Did you know that there are over 1,000,000 insect species that have been described by entomologists? Do you know how many of these are actually garden pests? According to a University of Wisconsin Extension Horticulture Educator, less than 100 are actually garden pests. I heard few years ago of a person who saw a black bug on her plant and grabbed the only insecticide she had in the house. A couple days later the leaves started to turn brown and then dropped off. This insecticide had an oil base and when applied outside in 90 degree weather, the leaves burned. Her plant will probably not survive. She did not know what the bug was or if it was destructive. All she knew was the bug was on her plant.

          So if only less than 100 insects are destructive pests, what about the others? One entomologist told me that the others can probably be classified as follows:

·        Nuisance insects

·        Neutral or incidental insects

·        Beneficial insects

1.       A good example of a nuisance insect is the Boxelder Bug. This bug does not eat your plants, it does not bite you. When it gets into your home it does not eat clothes, drapes, or furniture. These bugs are just a nuisance and can be best cleaned up with a vacuum. Mini-vacs are a tremendous advance in household pest control technology. And no chemicals are needed. Many do not like these nuisance insects but they are not destructive.

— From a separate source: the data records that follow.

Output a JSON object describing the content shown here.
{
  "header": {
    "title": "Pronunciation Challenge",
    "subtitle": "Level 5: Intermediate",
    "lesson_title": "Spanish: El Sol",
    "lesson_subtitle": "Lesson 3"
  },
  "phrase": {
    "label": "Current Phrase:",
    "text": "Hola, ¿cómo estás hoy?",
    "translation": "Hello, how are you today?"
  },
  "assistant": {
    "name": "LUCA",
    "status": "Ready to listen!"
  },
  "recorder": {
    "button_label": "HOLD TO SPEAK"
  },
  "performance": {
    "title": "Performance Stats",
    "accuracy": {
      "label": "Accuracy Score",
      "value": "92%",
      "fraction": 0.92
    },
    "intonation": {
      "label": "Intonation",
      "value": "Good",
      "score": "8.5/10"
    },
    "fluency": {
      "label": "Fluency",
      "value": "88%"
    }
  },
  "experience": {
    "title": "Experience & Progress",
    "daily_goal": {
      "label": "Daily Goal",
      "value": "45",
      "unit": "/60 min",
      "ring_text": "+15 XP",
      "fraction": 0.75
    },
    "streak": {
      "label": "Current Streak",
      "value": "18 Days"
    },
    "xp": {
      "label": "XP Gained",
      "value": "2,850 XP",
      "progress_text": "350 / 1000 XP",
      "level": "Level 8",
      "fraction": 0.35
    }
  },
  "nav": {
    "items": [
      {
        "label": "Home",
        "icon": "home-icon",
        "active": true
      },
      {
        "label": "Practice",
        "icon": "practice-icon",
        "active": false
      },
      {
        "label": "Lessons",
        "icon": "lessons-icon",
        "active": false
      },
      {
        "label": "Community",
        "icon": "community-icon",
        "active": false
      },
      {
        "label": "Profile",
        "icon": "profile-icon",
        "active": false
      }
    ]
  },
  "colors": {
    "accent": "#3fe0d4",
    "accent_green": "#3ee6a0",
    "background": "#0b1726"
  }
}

2.       Neutral or incidental bugs are just that. They exist in our environment but are not chewing on our plants, they do not transmit diseases, nor do they bite us or our pets. Some, like butterflies, can be very pretty and are prized for their aesthetic value.

3.       The beneficial insects can be further classified as

·        Decomposers, that break down organic matter, help turn yard and kitchen scraps into compost, and are necessary for the health of the soil in our yard and garden;

·        Pollinators, such as bees, flies, beetles, and other flower-visiting insects;

·        Predators and parasites, including lady beetles, green lacewings, syrphid flies, ground beetles, parasitoid wasps, and other insects that eat aphids, grubs, caterpillars, as well as other yard and garden pests. The parasitoids lay their eggs in, on, or near many undesirable insects, their eggs eventually hatching and the larva feeding on the host, soon killing it.    

          Fred Birdsall, a Colorado Master Gardener, and Carl Wilson, a

Horticulturist at Colorado State University Cooperative Extension, have written an article on “Growing Plants to Attract Beneficial Insects”. In this they say a gardener can grow plants in their garden that attract beneficial insects. “Adult lacewings, flower (syrphid) flies and parasitic wasps, for example, feed on flower nectar and pollen. Their young devour many of the insect pests that can make a gardener’s life miserable. Maintaining this workforce however means providing food for the beneficials AND tolerating a few insect pests.” (“Growing Plants to Attract Beneficial Insects” by Fred Birdsall, Colorado Master Gardener, and Carl Wilson, horticulturist, Colorado State University Cooperative Extension. Copyright by CSU/Denver Cooperative Extension Master Gardener 1999-2006.) Whitney Cranshaw, Colorado State University entomologist updated the article in February 2009 and includes a list of plants that have high visitation by beneficial insects. This list is contained in an article entitled “Beneficial Insects and Other Arthropods”. For a copy go on the internet to “”. He has also written an article on “Managing Nuisance Household Invaders”.

          It really bothers me when people get out the bug spray whenever they see any kind of insect. Or when people buy a 4-step, 5-step, or 6-step lawn program and put the insecticide step on their lawn even though they do not have and never have had an insect problem. Or when homeowners sign a contract with a lawn care company for an insect application when they do not need it.

          I overheard a man tell a store clerk that he had just finished mowing his lawn and had many moths fly up as he mowed. He was sure they were laying eggs and they would destroy his grass. He asked for an insecticide that would take them all out. He had no idea what the moths were, if they were really laying eggs, and if they would injure his lawn. The clerk in the box store did not know anymore than the homeowner and sold him a granular insecticide for his lawn. For years the only insecticide I have put on my lawn is “imadicloprid” (Merit) for grubs. In most parts of Nebraska it is not too late to apply this product. Make sure you water it in with at least one-half inch of water or rain within 24 hours. This product will not hurt your beneficial insects. The more insecticides you use the more you kill the beneficials and predators that keep the bad bugs under control.

          If you use a general purpose insecticide like Sevin, Eight, Malathion or Bifenthrin every time you see a bug, or every year put a general insecticide on your lawn just because you think you should, you may be doing more harm than good. Make sure the insects you see are actually hurting your lawn or your plant before taking action. Not all the holes in the leaves of plants are caused by insects, and not all the dead grass in your lawn is from insects or fungus. 

          Use the right insecticide, at the right rate, at the right time, on the right insect.

Copyright 2013